• [Requirement] Every record must appear in your reply exactly as written.

++++++

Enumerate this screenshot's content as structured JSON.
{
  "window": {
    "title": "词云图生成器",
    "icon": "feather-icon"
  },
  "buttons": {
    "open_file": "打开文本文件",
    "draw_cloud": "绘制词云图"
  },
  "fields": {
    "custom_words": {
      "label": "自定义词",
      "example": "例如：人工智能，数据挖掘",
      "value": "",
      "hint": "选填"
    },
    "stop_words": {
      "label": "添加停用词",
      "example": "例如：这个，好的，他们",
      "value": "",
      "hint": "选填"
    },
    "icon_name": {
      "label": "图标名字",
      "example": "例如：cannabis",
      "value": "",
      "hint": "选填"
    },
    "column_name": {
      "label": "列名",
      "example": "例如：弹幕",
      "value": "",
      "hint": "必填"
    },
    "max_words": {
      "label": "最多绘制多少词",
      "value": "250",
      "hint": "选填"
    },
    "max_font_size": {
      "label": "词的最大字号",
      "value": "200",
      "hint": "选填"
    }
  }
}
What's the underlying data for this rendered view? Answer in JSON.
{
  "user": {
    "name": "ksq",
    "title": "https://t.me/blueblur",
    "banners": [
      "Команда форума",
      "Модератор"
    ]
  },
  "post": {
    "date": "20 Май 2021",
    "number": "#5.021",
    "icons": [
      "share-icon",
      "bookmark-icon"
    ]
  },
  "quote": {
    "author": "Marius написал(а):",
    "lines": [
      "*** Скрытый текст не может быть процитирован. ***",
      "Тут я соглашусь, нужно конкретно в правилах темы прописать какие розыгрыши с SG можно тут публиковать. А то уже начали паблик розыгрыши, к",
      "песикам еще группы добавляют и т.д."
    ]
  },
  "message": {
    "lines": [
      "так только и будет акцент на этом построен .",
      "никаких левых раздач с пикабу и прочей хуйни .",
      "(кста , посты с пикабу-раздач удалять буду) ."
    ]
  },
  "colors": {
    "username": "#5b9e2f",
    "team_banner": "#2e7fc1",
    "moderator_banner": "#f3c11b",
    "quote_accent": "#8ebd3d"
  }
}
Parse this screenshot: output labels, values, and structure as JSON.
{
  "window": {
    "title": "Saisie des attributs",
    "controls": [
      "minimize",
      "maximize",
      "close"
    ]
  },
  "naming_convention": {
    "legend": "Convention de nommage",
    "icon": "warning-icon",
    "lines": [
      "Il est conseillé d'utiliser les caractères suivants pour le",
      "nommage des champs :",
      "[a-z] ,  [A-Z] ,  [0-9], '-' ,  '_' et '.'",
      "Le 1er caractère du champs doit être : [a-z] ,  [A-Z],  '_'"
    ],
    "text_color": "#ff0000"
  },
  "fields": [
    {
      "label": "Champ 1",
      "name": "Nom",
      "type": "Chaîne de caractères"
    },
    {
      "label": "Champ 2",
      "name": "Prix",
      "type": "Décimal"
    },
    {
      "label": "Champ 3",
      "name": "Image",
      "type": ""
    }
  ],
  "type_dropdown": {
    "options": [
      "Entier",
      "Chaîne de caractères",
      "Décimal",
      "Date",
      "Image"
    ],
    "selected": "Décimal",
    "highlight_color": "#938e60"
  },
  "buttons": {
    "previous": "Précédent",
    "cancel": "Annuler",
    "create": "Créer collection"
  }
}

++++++

• [Answer below]
Enumerate this screenshot's content as structured JSON.
{
  "window": {
    "title": "词云图生成器",
    "icon": "feather-icon"
  },
  "buttons": {
    "open_file": "打开文本文件",
    "draw_cloud": "绘制词云图"
  },
  "fields": {
    "custom_words": {
      "label": "自定义词",
      "example": "例如：人工智能，数据挖掘",
      "value": "",
      "hint": "选填"
    },
    "stop_words": {
      "label": "添加停用词",
      "example": "例如：这个，好的，他们",
      "value": "",
      "hint": "选填"
    },
    "icon_name": {
      "label": "图标名字",
      "example": "例如：cannabis",
      "value": "",
      "hint": "选填"
    },
    "column_name": {
      "label": "列名",
      "example": "例如：弹幕",
      "value": "",
      "hint": "必填"
    },
    "max_words": {
      "label": "最多绘制多少词",
      "value": "250",
      "hint": "选填"
    },
    "max_font_size": {
      "label": "词的最大字号",
      "value": "200",
      "hint": "选填"
    }
  }
}
What's the underlying data for this rendered view? Answer in JSON.
{
  "user": {
    "name": "ksq",
    "title": "https://t.me/blueblur",
    "banners": [
      "Команда форума",
      "Модератор"
    ]
  },
  "post": {
    "date": "20 Май 2021",
    "number": "#5.021",
    "icons": [
      "share-icon",
      "bookmark-icon"
    ]
  },
  "quote": {
    "author": "Marius написал(а):",
    "lines": [
      "*** Скрытый текст не может быть процитирован. ***",
      "Тут я соглашусь, нужно конкретно в правилах темы прописать какие розыгрыши с SG можно тут публиковать. А то уже начали паблик розыгрыши, к",
      "песикам еще группы добавляют и т.д."
    ]
  },
  "message": {
    "lines": [
      "так только и будет акцент на этом построен .",
      "никаких левых раздач с пикабу и прочей хуйни .",
      "(кста , посты с пикабу-раздач удалять буду) ."
    ]
  },
  "colors": {
    "username": "#5b9e2f",
    "team_banner": "#2e7fc1",
    "moderator_banner": "#f3c11b",
    "quote_accent": "#8ebd3d"
  }
}
Parse this screenshot: output labels, values, and structure as JSON.
{
  "window": {
    "title": "Saisie des attributs",
    "controls": [
      "minimize",
      "maximize",
      "close"
    ]
  },
  "naming_convention": {
    "legend": "Convention de nommage",
    "icon": "warning-icon",
    "lines": [
      "Il est conseillé d'utiliser les caractères suivants pour le",
      "nommage des champs :",
      "[a-z] ,  [A-Z] ,  [0-9], '-' ,  '_' et '.'",
      "Le 1er caractère du champs doit être : [a-z] ,  [A-Z],  '_'"
    ],
    "text_color": "#ff0000"
  },
  "fields": [
    {
      "label": "Champ 1",
      "name": "Nom",
      "type": "Chaîne de caractères"
    },
    {
      "label": "Champ 2",
      "name": "Prix",
      "type": "Décimal"
    },
    {
      "label": "Champ 3",
      "name": "Image",
      "type": ""
    }
  ],
  "type_dropdown": {
    "options": [
      "Entier",
      "Chaîne de caractères",
      "Décimal",
      "Date",
      "Image"
    ],
    "selected": "Décimal",
    "highlight_color": "#938e60"
  },
  "buttons": {
    "previous": "Précédent",
    "cancel": "Annuler",
    "create": "Créer collection"
  }
}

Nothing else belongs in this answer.